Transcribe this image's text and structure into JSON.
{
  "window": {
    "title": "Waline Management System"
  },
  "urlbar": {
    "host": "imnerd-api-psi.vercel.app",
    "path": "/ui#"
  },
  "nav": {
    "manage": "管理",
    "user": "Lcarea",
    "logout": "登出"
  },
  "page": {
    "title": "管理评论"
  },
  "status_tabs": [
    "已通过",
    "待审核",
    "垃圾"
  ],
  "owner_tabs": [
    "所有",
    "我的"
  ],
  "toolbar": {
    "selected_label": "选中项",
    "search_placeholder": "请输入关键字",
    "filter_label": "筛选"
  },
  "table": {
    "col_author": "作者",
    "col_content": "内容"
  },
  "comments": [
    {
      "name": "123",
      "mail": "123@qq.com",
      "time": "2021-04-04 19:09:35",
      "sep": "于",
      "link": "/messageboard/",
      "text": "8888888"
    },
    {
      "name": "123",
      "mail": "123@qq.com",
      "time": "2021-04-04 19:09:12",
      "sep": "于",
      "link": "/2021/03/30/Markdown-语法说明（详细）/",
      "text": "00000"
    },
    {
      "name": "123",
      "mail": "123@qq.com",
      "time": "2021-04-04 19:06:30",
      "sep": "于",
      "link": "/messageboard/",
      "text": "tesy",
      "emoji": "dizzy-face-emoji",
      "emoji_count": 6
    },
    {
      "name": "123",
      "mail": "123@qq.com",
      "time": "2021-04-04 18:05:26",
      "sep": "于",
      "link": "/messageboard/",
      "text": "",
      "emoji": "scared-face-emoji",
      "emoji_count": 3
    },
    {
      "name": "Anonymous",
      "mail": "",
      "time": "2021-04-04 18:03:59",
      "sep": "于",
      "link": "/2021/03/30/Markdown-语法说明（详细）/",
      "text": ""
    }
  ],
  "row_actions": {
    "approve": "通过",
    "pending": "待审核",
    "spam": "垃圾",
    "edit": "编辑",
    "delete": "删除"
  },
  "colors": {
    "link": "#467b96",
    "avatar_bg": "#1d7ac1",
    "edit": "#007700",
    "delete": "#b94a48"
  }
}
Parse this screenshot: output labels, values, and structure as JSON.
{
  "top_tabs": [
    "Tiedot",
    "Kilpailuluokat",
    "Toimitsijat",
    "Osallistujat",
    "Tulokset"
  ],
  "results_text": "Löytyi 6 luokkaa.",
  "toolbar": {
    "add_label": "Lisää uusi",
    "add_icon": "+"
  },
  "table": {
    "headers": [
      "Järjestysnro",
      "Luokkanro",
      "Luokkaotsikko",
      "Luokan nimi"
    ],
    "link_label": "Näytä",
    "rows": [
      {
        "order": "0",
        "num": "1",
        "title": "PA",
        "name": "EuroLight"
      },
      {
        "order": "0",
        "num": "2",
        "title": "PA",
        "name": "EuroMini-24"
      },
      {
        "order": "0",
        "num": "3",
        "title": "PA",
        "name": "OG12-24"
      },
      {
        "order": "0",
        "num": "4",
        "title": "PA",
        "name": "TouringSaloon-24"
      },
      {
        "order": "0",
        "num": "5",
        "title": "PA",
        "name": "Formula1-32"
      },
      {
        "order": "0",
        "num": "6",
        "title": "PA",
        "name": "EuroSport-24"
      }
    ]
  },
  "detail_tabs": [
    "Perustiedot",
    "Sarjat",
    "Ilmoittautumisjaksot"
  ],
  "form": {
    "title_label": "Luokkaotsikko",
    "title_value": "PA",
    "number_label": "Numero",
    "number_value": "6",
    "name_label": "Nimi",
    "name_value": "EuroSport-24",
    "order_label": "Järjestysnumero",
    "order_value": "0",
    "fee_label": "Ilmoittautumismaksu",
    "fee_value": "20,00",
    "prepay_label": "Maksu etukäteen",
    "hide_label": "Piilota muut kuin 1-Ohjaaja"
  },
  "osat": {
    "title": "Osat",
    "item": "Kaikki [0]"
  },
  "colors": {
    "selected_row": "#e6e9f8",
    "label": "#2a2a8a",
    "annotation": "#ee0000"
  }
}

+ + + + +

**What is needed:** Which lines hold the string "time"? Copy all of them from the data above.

**Response to this task:**
      "time": "2021-04-04 19:09:35",
      "time": "2021-04-04 19:09:12",
      "time": "2021-04-04 19:06:30",
      "time": "2021-04-04 18:05:26",
      "time": "2021-04-04 18:03:59",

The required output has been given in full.